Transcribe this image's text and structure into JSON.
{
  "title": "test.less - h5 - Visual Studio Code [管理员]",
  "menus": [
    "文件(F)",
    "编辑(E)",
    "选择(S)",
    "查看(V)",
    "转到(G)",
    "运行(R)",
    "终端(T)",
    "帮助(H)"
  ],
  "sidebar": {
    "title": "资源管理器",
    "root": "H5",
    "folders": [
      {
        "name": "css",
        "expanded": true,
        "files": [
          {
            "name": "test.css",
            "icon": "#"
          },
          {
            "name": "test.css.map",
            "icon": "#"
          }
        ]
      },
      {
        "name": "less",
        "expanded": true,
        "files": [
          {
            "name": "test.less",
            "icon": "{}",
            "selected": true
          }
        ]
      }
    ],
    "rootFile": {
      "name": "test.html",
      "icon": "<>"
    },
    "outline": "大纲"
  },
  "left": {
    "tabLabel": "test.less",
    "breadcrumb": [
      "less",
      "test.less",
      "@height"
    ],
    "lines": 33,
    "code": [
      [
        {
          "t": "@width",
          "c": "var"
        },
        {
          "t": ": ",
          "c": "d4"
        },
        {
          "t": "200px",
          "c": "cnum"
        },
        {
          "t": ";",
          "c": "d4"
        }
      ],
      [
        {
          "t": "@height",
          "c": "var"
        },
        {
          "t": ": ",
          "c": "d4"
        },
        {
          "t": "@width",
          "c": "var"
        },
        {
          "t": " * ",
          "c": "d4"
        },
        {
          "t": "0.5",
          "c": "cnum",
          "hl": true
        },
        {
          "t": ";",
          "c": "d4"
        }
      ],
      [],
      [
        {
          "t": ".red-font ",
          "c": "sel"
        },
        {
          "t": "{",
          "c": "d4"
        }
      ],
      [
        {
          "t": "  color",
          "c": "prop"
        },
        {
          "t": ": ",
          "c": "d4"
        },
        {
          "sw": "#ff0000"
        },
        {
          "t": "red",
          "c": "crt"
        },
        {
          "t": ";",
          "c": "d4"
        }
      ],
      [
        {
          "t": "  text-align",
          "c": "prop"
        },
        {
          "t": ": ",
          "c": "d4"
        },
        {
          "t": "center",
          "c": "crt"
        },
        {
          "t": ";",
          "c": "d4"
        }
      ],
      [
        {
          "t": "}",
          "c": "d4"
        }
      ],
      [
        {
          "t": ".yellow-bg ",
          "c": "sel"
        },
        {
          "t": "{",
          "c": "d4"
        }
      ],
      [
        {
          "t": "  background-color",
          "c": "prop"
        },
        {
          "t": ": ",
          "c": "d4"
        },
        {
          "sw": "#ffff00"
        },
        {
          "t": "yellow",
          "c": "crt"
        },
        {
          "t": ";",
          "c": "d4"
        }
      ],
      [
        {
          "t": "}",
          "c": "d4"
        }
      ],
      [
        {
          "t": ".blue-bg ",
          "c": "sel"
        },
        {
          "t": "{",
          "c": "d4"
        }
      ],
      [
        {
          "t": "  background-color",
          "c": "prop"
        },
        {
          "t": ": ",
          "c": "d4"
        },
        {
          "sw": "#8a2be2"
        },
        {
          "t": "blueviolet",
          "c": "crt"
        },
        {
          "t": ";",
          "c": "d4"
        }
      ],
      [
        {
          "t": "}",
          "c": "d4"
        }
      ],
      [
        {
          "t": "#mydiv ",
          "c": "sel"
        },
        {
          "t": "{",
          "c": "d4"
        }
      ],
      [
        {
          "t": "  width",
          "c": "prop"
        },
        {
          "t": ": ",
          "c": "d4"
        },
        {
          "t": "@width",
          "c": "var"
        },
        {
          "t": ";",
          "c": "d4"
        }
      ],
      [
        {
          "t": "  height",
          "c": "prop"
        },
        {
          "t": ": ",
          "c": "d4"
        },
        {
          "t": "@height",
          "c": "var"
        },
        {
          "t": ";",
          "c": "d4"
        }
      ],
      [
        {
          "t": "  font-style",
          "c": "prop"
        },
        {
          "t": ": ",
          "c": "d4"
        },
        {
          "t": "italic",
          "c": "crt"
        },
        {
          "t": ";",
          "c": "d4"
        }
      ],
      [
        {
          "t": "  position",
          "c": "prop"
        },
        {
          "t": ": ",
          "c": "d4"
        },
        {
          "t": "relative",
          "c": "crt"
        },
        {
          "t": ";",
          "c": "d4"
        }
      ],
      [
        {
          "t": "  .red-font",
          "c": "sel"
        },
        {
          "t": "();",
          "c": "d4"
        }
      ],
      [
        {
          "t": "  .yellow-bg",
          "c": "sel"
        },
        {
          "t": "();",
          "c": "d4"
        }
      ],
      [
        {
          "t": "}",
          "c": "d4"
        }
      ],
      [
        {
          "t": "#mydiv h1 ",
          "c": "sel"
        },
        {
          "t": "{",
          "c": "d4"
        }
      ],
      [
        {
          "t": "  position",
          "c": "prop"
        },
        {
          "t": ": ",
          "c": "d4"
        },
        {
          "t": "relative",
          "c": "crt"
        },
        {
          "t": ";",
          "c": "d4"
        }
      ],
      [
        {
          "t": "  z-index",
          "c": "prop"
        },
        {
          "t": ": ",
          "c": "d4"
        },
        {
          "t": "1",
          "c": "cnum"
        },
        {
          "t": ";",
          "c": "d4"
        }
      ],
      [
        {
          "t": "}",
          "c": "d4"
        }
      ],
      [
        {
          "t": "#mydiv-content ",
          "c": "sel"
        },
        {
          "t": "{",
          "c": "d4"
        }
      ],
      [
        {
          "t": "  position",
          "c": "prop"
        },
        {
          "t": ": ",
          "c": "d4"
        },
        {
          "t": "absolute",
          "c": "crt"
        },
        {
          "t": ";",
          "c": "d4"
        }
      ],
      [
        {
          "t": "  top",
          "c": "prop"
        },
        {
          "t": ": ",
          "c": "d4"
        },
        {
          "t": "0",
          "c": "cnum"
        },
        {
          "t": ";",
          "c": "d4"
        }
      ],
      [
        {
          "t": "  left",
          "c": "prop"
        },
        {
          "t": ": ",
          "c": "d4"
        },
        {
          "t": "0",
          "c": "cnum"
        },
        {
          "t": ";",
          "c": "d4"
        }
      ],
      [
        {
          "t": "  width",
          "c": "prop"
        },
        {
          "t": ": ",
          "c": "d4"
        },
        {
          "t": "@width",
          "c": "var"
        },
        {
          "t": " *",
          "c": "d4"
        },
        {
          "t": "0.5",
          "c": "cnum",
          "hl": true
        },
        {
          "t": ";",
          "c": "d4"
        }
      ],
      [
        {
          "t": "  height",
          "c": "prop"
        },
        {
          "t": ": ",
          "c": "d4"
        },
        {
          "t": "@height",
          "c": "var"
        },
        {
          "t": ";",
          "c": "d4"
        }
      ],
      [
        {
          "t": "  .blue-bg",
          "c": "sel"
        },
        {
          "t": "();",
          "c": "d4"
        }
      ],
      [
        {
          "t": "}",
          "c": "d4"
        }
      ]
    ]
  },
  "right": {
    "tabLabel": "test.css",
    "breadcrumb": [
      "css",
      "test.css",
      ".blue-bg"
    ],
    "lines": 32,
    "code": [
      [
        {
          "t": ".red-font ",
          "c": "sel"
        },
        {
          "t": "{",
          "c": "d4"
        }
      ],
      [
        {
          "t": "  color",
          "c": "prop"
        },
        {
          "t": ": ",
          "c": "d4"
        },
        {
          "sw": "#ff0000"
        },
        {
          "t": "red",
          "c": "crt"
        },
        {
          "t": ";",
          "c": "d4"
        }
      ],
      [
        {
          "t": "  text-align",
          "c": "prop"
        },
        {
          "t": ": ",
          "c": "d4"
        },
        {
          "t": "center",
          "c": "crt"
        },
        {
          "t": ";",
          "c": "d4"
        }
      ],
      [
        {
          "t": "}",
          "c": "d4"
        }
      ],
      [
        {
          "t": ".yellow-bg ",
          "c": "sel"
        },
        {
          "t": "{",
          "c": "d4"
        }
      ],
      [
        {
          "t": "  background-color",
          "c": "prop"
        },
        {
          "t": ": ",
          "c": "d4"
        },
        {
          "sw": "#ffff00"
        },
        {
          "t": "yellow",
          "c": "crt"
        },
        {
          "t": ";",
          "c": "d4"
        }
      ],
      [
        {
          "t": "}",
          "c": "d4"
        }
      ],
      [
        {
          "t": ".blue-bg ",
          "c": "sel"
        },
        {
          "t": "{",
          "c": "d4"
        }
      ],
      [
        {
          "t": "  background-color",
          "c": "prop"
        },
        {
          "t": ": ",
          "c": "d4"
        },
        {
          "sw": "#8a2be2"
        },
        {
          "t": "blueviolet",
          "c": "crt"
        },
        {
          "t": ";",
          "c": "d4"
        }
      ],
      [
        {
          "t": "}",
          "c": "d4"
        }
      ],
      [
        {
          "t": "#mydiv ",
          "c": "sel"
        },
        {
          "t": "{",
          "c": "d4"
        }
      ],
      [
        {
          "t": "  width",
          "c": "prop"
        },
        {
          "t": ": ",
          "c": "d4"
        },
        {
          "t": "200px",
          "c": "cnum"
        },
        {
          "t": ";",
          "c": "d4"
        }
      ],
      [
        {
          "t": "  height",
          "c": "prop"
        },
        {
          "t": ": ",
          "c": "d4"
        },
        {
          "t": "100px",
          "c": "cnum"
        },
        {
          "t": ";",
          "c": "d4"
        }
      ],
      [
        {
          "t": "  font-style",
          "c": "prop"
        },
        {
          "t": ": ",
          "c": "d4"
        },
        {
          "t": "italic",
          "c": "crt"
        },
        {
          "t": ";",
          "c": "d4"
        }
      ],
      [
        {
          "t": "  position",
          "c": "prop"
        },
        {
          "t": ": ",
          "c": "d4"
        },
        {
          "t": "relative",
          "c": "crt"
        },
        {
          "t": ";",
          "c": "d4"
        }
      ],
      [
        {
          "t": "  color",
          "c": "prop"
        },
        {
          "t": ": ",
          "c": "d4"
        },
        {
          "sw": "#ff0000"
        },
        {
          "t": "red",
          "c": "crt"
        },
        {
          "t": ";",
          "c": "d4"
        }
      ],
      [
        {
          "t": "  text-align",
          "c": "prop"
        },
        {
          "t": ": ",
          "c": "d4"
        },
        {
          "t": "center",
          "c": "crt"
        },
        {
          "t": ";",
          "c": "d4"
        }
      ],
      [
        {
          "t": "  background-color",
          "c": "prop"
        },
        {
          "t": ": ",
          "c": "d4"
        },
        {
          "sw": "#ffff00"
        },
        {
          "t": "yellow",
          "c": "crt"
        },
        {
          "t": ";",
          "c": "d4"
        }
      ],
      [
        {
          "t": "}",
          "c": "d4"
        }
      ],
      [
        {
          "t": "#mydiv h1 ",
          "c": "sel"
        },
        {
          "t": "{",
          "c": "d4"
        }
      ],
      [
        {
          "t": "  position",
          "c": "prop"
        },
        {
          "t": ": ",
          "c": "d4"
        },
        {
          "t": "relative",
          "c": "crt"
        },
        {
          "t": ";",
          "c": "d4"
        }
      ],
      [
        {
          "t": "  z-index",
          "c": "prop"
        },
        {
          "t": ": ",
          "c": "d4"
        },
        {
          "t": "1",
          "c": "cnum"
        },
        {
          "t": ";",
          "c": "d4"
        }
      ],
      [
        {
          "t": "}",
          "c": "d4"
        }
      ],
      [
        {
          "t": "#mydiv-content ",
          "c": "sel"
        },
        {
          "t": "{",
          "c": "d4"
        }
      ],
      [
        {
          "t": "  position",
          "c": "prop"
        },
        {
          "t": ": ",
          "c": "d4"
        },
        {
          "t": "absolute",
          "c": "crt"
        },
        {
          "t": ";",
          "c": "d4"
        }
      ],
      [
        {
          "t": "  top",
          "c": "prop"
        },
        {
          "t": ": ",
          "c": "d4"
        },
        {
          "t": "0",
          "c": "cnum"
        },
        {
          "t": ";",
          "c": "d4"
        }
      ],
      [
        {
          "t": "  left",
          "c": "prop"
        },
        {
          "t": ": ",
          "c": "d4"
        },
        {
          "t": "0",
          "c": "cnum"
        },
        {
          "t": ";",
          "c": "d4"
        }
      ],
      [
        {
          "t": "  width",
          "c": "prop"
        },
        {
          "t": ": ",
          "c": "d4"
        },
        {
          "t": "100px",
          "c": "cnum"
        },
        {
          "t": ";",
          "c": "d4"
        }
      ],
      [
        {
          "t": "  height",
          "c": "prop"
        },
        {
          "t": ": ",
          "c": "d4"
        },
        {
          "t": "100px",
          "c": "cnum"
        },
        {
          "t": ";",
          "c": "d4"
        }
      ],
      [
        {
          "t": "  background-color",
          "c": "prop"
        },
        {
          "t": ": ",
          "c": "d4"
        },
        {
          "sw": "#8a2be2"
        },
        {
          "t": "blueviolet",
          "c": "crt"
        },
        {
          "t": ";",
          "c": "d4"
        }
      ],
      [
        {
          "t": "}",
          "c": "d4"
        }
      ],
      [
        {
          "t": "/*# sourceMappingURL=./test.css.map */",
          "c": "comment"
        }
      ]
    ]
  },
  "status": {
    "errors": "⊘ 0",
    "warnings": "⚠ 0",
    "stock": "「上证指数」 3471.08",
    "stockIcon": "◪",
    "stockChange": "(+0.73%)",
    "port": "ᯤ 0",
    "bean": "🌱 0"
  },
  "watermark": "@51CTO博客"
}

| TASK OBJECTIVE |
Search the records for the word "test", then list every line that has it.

| RESPONSE TO THE TASK |
  "title": "test.less - h5 - Visual Studio Code [管理员]",
            "name": "test.css",
            "name": "test.css.map",
            "name": "test.less",
      "name": "test.html",
    "tabLabel": "test.less",
      "test.less",
    "tabLabel": "test.css",
      "test.css",
          "t": "/*# sourceMappingURL=./test.css.map */",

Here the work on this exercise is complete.